South Bend, Indiana Poised to Repeal BSL; Looks at Anti-Tethering, TNR as Well
From WSBT in Indiana:
A new city committee meeting for the first time to review and rewrite South Bend’s codes governing Animal Care and Control has their work cut out for them.
Thursday night they looked at an updated version of Ft. Wayne’s codes to see how it might apply here. Â They started by looking at how key terms used in the code are defined. Â They tackled it alphabetically and by the end of the meeting they hadn’t made it past the letter “c.”
A Notre Dame law student who has studied other animal control laws throughout the U.S. has found many cities have been unsuccessful in defending those ordinances in court challenges. Â Of particular concern are ordinances covering “BSL” or breed specific legislation. Â She described the vulnerability of the city of South Bend this way:
“We are kind of a ticking time bomb here.”Â
South Bend has breed specific legislation and committee members acknowledge that pit bulls will continue to be a hot button issue.
South Bend 3rd District Common Council member, Valerie Schey, is heading up the group. Â She says the codes need to change with the times. She says what was considered a “catch and kill” dog pound in the 1980’s is now considered a shelter that is a community asset.Â She also wants to see vague language cleaned up. Â Plus, she wants to make some new additions.
“There would be one item we definitely need to enact, putting in anti-tethering laws,” Schey said.
Such a law would prohibit people from leaving a dog chained up out in a yard for a prolonged period of time.
The kill rate at South Bend Animal Care and Control is also of concern.
“I feel very strongly for our community to come together to address the high euthanasia rate at our shelter,” Schey added.
She says changing the current pet limits in the city could help with that in addition to addressing the breed specific ordinances. Â The city limits residents to three dogs, cats, or a combination of both.
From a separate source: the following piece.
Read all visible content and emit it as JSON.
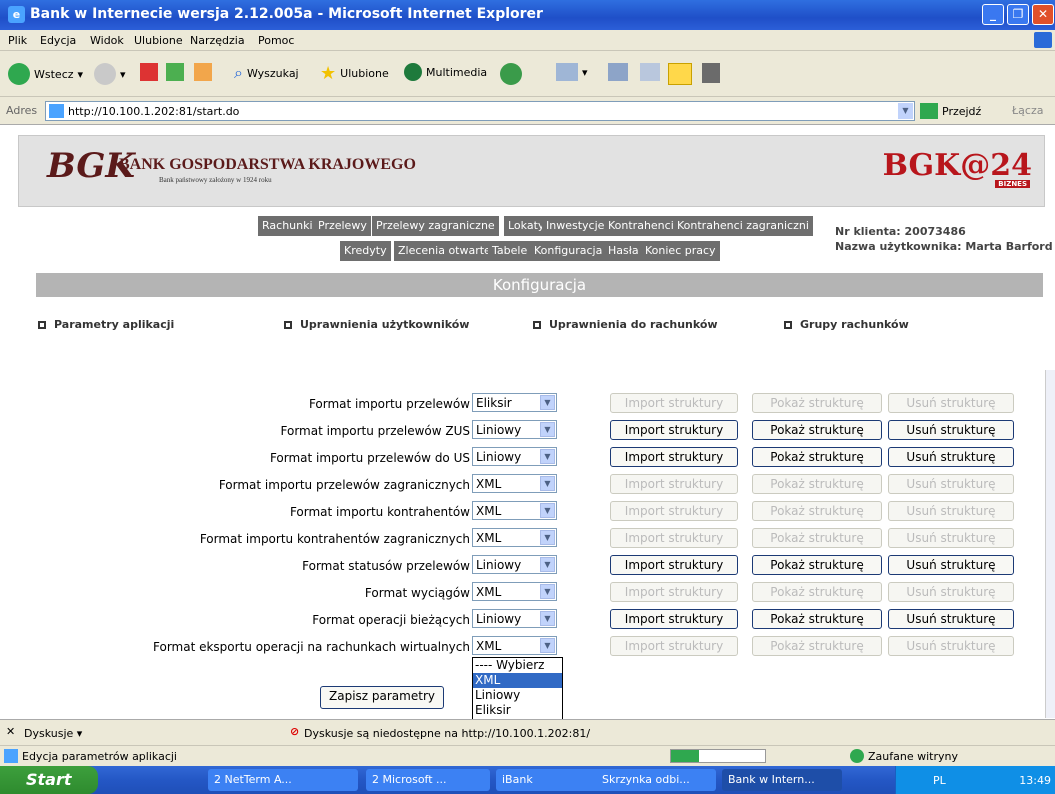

On the issue of feral cats, Schey says she would like to see the city take a “trap, neuter, return” approach to humanely address the population of free-roaming cats.